And then the small part of me that hates to be beaten up rallied. “Julie’s mom doesn’t feel that way. Ern’s parents don’t feel that way. In fact, if you think about it, more of them like you than don’t and the ones who don’t, you’ve always had a “right back atcha’” attitude anyway, so let’s admit we’re being silly.”  I perked back up and recounted the ways that Julie’s mom had shown me over the years that she did still think about me and she did believe I was an ok person.  I used that knowledge to feel ok again.  To feel likeable.  To feel like I wasn’t some friend toad who when introduced to parents was seen as some loathsome and repulsive parasite latched to their beloved kid. (Did I mention I’m very skilled at making myself suffer?)  Those were the people who mattered to me – those incredible, amazing people who I admire and they like me.  I’m ok.

Reminding myself of the real truth, the real story, allowed me to not only feel better about myself, but about the people around me.  And the real story is that Ernie’s parents always ask about me when Ern comes into town.  Julie’s mom follows my blog and was one of the top people to respond to my Facebook posts – something that goes well beyond what my own family does and it’s something that means a lot to me.  And all of that helps me feel connected to my past.

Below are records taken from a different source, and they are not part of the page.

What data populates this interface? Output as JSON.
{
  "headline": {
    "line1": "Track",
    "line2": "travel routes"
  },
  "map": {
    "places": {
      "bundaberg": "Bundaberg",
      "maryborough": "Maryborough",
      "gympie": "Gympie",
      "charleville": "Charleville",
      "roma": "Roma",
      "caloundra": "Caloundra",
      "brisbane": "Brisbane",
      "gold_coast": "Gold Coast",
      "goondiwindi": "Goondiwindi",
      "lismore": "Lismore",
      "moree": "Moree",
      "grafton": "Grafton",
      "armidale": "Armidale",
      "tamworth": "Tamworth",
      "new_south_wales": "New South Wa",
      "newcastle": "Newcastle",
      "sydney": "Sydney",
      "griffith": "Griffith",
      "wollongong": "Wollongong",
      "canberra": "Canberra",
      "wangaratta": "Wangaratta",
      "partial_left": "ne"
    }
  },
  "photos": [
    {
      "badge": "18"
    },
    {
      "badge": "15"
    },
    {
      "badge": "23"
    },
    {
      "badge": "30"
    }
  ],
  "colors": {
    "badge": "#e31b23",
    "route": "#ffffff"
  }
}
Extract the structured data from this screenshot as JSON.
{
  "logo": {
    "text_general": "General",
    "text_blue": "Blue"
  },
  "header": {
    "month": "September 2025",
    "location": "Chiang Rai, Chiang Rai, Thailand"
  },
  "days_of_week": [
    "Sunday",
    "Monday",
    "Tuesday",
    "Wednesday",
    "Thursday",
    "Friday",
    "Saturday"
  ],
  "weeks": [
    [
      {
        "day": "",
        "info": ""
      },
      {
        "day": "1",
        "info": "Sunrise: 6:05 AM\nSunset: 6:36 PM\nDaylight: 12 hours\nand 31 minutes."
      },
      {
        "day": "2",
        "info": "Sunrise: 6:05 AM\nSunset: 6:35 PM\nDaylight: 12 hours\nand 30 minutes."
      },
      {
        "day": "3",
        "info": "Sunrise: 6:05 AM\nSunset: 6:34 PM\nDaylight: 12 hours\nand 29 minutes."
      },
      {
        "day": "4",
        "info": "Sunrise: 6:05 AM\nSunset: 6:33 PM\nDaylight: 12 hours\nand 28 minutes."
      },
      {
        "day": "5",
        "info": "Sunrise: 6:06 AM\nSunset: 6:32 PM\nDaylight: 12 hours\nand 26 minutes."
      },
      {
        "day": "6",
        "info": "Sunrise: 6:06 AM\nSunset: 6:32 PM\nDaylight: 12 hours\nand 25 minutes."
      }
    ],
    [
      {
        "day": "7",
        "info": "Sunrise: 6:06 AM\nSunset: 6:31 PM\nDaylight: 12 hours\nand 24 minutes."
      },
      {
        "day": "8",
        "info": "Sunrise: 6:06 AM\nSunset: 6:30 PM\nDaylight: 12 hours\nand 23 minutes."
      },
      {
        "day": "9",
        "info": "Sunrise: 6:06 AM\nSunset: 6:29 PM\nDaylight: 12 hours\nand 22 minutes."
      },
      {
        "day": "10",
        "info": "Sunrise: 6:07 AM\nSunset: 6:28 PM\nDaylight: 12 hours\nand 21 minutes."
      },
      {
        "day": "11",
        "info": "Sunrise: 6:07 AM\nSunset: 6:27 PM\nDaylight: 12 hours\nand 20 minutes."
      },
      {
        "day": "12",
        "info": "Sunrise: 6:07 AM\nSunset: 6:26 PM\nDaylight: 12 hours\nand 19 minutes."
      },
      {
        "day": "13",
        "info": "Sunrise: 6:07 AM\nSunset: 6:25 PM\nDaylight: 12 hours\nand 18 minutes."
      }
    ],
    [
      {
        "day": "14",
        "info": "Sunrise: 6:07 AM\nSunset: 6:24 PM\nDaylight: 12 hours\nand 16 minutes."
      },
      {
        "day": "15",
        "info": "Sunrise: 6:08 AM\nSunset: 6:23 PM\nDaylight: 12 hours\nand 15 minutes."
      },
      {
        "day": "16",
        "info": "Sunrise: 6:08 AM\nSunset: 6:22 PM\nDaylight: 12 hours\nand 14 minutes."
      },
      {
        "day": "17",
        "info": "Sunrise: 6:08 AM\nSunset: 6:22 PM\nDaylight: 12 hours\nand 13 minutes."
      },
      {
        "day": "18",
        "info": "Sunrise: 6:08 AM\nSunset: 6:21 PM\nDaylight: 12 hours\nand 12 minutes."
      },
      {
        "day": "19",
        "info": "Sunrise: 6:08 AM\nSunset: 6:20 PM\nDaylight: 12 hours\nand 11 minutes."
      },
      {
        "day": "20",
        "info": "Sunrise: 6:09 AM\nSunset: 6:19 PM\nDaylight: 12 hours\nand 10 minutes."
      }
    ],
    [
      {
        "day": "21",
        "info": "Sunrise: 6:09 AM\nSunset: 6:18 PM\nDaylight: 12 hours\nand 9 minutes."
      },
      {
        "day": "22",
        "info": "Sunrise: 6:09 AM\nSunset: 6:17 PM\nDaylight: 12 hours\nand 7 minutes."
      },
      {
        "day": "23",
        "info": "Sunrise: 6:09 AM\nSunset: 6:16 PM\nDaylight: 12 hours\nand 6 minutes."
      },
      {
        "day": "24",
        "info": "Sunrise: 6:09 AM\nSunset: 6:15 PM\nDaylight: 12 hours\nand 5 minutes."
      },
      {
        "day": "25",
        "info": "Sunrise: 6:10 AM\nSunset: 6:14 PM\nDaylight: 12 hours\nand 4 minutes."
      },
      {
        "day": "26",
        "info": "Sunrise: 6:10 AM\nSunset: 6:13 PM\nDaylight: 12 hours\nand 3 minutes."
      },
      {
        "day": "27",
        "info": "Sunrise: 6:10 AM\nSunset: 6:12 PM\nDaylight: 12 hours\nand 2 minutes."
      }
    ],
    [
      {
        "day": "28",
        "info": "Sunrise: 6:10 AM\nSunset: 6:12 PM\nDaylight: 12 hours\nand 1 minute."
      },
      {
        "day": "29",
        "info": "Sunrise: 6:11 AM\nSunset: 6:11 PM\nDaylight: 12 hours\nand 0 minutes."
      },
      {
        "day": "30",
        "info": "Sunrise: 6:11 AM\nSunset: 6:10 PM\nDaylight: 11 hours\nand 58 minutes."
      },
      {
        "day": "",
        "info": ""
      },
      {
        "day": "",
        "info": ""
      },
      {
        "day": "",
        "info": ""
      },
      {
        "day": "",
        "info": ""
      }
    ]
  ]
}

Last week Julie told me that her mom had been diagnosed with pancreatic cancer.  Julie, who is a doctor, explained what that meant for the coming year and then asked if I would write a reminiscence – something her mom could read because she likes my writing.  I had a small meltdown, and then I sat down at 3:30 am the following morning and wrote a small bit that will never do this amazing lady justice or properly express how much she means to me or how incredible I think she is.

Of all the phases in my life – school, graduation, college, marriages, friend’s children being born, this is the one I like absolutely the least.  I want to stomp my feet hard enough or hold my breath long enough so that Death pauses, furrows a brow and says, “you know you’ll just pass out, but I suppose this once because of your moxie and that particular shade of blue on your face, I’ll cry uncle then come back in about 15 years, deal?”  (I basically want Death to be the character from Terry Pratchett’s novels. Relatable with a great fondness for cats.)

Like my aunt and my mom, she’s one of those people I have always assumed would always be there.  That decades from now I would still be hearing stories of her wanderings or hearing her boasting about and celebrating her incredible children and grandchildren. That I would be admiring her beautiful nature photos or the latest art piece she had created.  That wherever the wind stirred the tall grass and gently encouraged the wind chimes into performing a fairy’s chorus that I could smile in the knowledge she was somewhere out there – Monte and Polly at her side.

And quite selfishly, on the 6th anniversary of my mother’s death,  I admit that among the reasons I’m sad is that there will be one less person in this world that thinks I’m ok.